These dried flat fish are usually lightly grilled before they are added to the soup – giving a characteristic smoky sweetness to the broth. Also, use very fresh fish for this recipe because you can really taste the difference. Snakehead or shengyu is a good choice as it has a nice firm texture, or you can also use snapper.
500g fish fillet
500g fish bones
3 slices ginger, cut into thin strips
1 tablespoon Tianjin preserved vegetables (dong cai)
Dried seaweed (laver sheets), cut into 3cm squares
1 tablespoon light soy sauce
½ tablespoon sesame oil
1 teaspoon rice wine
Pepper to taste
2 tablespoon hua tiao wine (or any Chinese shaoxing wine)
2 litres water
2 slices ginger
2 stalks each of chopped spring onions and coriander
2 cups cooked rice
1. Brown fish bones in a little oil and ginger. Add water and simmer for about 30 minutes. Do not boil. Discard bones and reserve soup.
2. Slice the fish filet into slivers and line up on a serving plate. Season with light soy sauce, sesame oil, wine, pepper and ginger strips. Keep refrigerated until ready to serve.
3. Bring the fish stock to a boil and add Tianjin preserved vegetables. Stir the soup and add the Chinese wine. Turn off fire and add salt and pepper to taste.
4. Place the rice into serving bowls and ladle the steaming hot soup over. Add the laver sheets and the marinated fish slices. Garnish with spring onions and coriander.

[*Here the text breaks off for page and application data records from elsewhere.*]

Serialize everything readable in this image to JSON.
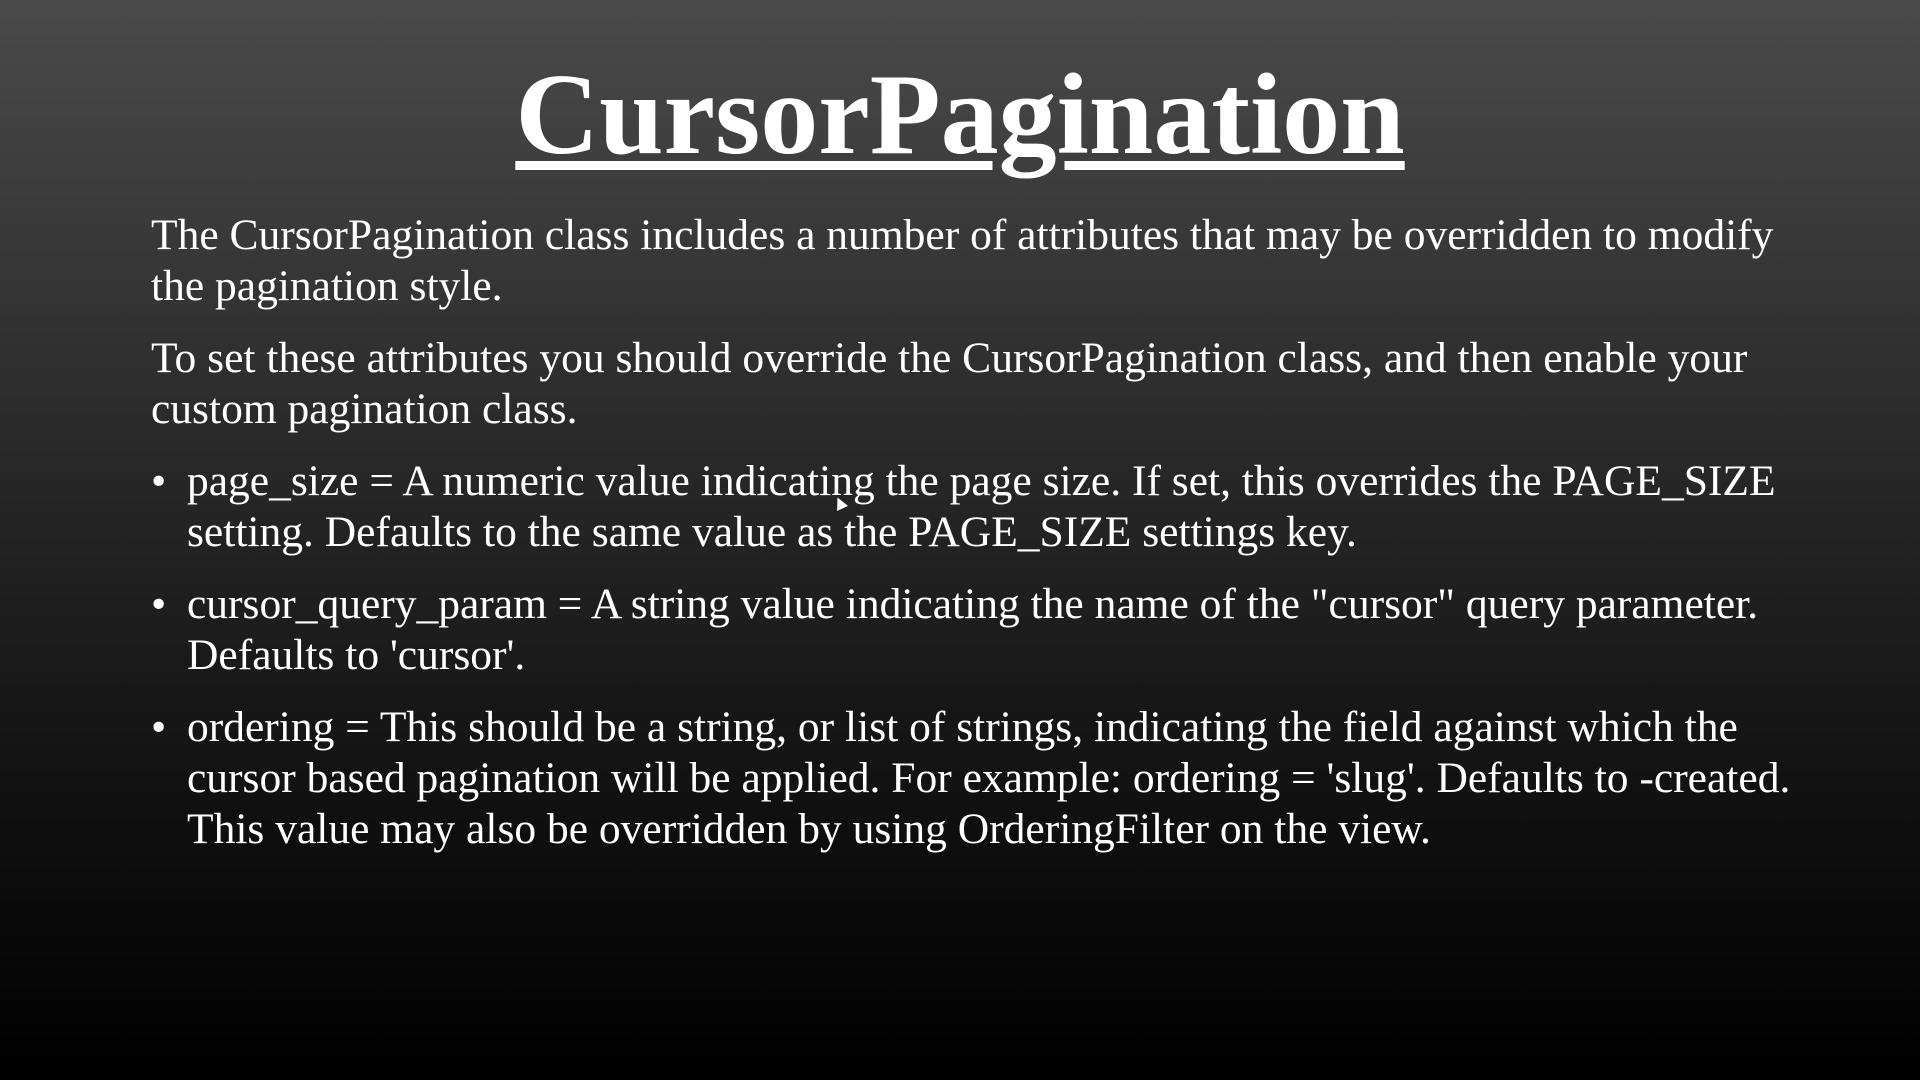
{
  "slide": {
    "title": "CursorPagination",
    "paragraphs": [
      "The CursorPagination class includes a number of attributes that may be overridden to modify the pagination style.",
      "To set these attributes you should override the CursorPagination class, and then enable your custom pagination class."
    ],
    "bullets": [
      "page_size = A numeric value indicating the page size. If set, this overrides the PAGE_SIZE setting. Defaults to the same value as the PAGE_SIZE settings key.",
      "cursor_query_param = A string value indicating the name of the \"cursor\" query parameter. Defaults to 'cursor'.",
      "ordering = This should be a string, or list of strings, indicating the field against which the cursor based pagination will be applied. For example: ordering = 'slug'. Defaults to -created. This value may also be overridden by using OrderingFilter on the view."
    ],
    "bullet_glyph": "•"
  },
  "colors": {
    "text": "#ffffff",
    "background_top": "#4a4a4a",
    "background_bottom": "#000000"
  },
  "icons": {
    "mouse_cursor": "arrow-pointer-icon"
  }
}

Pauline D Loh is a journalist, culinary researcher and cookbook author with a particular interest in food culture and history. Currently working on her fourth and fifth cookbooks, Pauline also maintains a food and travel column in China daily, China's largest English news publication.